WHAT THE EXERCISE ASKS »
Every line of the data is to be reproduced exactly.

SUPPLIED MATERIAL »

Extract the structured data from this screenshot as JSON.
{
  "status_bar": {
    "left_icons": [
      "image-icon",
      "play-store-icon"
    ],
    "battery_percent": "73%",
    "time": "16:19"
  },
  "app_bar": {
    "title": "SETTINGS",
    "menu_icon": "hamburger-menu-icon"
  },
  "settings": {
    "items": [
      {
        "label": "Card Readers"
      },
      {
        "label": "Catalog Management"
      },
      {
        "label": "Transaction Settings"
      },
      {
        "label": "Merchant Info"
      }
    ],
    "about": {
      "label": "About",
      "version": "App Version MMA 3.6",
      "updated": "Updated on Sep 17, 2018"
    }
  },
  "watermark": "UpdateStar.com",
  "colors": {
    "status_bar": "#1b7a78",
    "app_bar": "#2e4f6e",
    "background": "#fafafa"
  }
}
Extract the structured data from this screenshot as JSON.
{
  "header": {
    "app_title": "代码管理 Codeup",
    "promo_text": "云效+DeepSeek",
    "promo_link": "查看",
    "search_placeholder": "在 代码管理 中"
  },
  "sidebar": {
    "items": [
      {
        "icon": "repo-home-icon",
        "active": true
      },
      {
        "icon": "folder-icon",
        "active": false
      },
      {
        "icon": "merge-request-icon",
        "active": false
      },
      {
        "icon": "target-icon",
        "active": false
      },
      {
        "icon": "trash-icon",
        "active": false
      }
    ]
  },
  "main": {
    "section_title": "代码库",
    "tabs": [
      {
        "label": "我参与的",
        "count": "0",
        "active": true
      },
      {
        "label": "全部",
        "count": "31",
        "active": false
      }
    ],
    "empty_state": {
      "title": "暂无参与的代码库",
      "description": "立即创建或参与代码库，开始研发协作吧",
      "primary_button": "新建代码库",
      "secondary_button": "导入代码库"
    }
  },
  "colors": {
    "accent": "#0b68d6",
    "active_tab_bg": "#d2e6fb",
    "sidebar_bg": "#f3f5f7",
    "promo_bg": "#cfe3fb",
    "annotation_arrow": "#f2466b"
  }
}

FINAL ANSWER »
Extract the structured data from this screenshot as JSON.
{
  "status_bar": {
    "left_icons": [
      "image-icon",
      "play-store-icon"
    ],
    "battery_percent": "73%",
    "time": "16:19"
  },
  "app_bar": {
    "title": "SETTINGS",
    "menu_icon": "hamburger-menu-icon"
  },
  "settings": {
    "items": [
      {
        "label": "Card Readers"
      },
      {
        "label": "Catalog Management"
      },
      {
        "label": "Transaction Settings"
      },
      {
        "label": "Merchant Info"
      }
    ],
    "about": {
      "label": "About",
      "version": "App Version MMA 3.6",
      "updated": "Updated on Sep 17, 2018"
    }
  },
  "watermark": "UpdateStar.com",
  "colors": {
    "status_bar": "#1b7a78",
    "app_bar": "#2e4f6e",
    "background": "#fafafa"
  }
}
Extract the structured data from this screenshot as JSON.
{
  "header": {
    "app_title": "代码管理 Codeup",
    "promo_text": "云效+DeepSeek",
    "promo_link": "查看",
    "search_placeholder": "在 代码管理 中"
  },
  "sidebar": {
    "items": [
      {
        "icon": "repo-home-icon",
        "active": true
      },
      {
        "icon": "folder-icon",
        "active": false
      },
      {
        "icon": "merge-request-icon",
        "active": false
      },
      {
        "icon": "target-icon",
        "active": false
      },
      {
        "icon": "trash-icon",
        "active": false
      }
    ]
  },
  "main": {
    "section_title": "代码库",
    "tabs": [
      {
        "label": "我参与的",
        "count": "0",
        "active": true
      },
      {
        "label": "全部",
        "count": "31",
        "active": false
      }
    ],
    "empty_state": {
      "title": "暂无参与的代码库",
      "description": "立即创建或参与代码库，开始研发协作吧",
      "primary_button": "新建代码库",
      "secondary_button": "导入代码库"
    }
  },
  "colors": {
    "accent": "#0b68d6",
    "active_tab_bg": "#d2e6fb",
    "sidebar_bg": "#f3f5f7",
    "promo_bg": "#cfe3fb",
    "annotation_arrow": "#f2466b"
  }
}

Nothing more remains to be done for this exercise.